Copy each line of the records below that mentions the word "label".
┄┄┄┄┄┄┄┄┄┄
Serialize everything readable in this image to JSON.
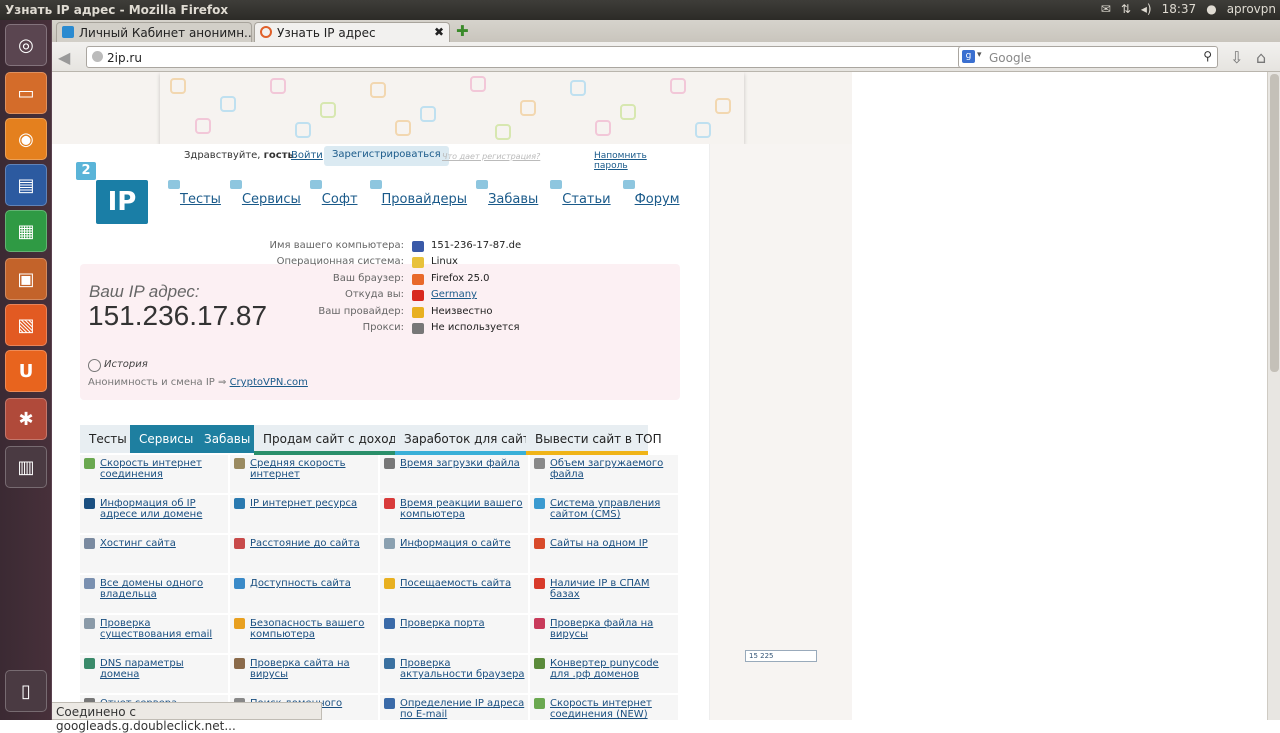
{
  "window": {
    "title": "Узнать IP адрес - Mozilla Firefox",
    "time": "18:37",
    "user": "aprovpn"
  },
  "tabs": [
    {
      "label": "Личный Кабинет анонимн...",
      "active": false
    },
    {
      "label": "Узнать IP адрес",
      "active": true
    }
  ],
  "url": "2ip.ru",
  "search_placeholder": "Google",
  "userbar": {
    "greeting": "Здравствуйте, ",
    "guest": "гость",
    "login": "Войти",
    "register": "Зарегистрироваться",
    "why": "Что дает регистрация?",
    "remind": "Напомнить пароль"
  },
  "logo": {
    "num": "2",
    "text": "IP"
  },
  "menu": [
    "Тесты",
    "Сервисы",
    "Софт",
    "Провайдеры",
    "Забавы",
    "Статьи",
    "Форум"
  ],
  "ip": {
    "label": "Ваш IP адрес:",
    "value": "151.236.17.87",
    "history": "История",
    "anon_text": "Анонимность и смена IP",
    "anon_link": "CryptoVPN.com"
  },
  "info": [
    {
      "k": "Имя вашего компьютера:",
      "v": "151-236-17-87.de",
      "color": "#3a5aa8",
      "link": false
    },
    {
      "k": "Операционная система:",
      "v": "Linux",
      "color": "#e8c23a",
      "link": false
    },
    {
      "k": "Ваш браузер:",
      "v": "Firefox 25.0",
      "color": "#e8692a",
      "link": false
    },
    {
      "k": "Откуда вы:",
      "v": "Germany",
      "color": "#d8281e",
      "link": true
    },
    {
      "k": "Ваш провайдер:",
      "v": "Неизвестно",
      "color": "#e8b020",
      "link": false
    },
    {
      "k": "Прокси:",
      "v": "Не используется",
      "color": "#777777",
      "link": false
    }
  ],
  "section_tabs": [
    {
      "label": "Тесты",
      "style": "plain",
      "color": "#dfe9f0"
    },
    {
      "label": "Сервисы",
      "style": "active",
      "color": "#1e7fa0"
    },
    {
      "label": "Забавы",
      "style": "active",
      "color": "#1e7fa0"
    },
    {
      "label": "Продам сайт с доходом",
      "style": "plain",
      "color": "#2a8f6a"
    },
    {
      "label": "Заработок для сайтов",
      "style": "plain",
      "color": "#3ab0d8"
    },
    {
      "label": "Вывести сайт в ТОП",
      "style": "plain",
      "color": "#f0b418"
    }
  ],
  "services": [
    [
      "Скорость интернет соединения",
      "Средняя скорость интернет",
      "Время загрузки файла",
      "Объем загружаемого файла"
    ],
    [
      "Информация об IP адресе или домене",
      "IP интернет ресурса",
      "Время реакции вашего компьютера",
      "Система управления сайтом (CMS)"
    ],
    [
      "Хостинг сайта",
      "Расстояние до сайта",
      "Информация о сайте",
      "Сайты на одном IP"
    ],
    [
      "Все домены одного владельца",
      "Доступность сайта",
      "Посещаемость сайта",
      "Наличие IP в СПАМ базах"
    ],
    [
      "Проверка существования email",
      "Безопасность вашего компьютера",
      "Проверка порта",
      "Проверка файла на вирусы"
    ],
    [
      "DNS параметры домена",
      "Проверка сайта на вирусы",
      "Проверка актуальности браузера",
      "Конвертер punycode для .рф доменов"
    ],
    [
      "Отчет сервера",
      "Поиск доменного имени",
      "Определение IP адреса по E-mail",
      "Скорость интернет соединения (NEW)"
    ]
  ],
  "status": "Соединено с googleads.g.doubleclick.net...",
  "counter": "15 225"
}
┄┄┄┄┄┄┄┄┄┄
Written solution:
      "label": "Личный Кабинет анонимн...",
      "label": "Узнать IP адрес",
    "label": "Ваш IP адрес:",
      "label": "Тесты",
      "label": "Сервисы",
      "label": "Забавы",
      "label": "Продам сайт с доходом",
      "label": "Заработок для сайтов",
      "label": "Вывести сайт в ТОП",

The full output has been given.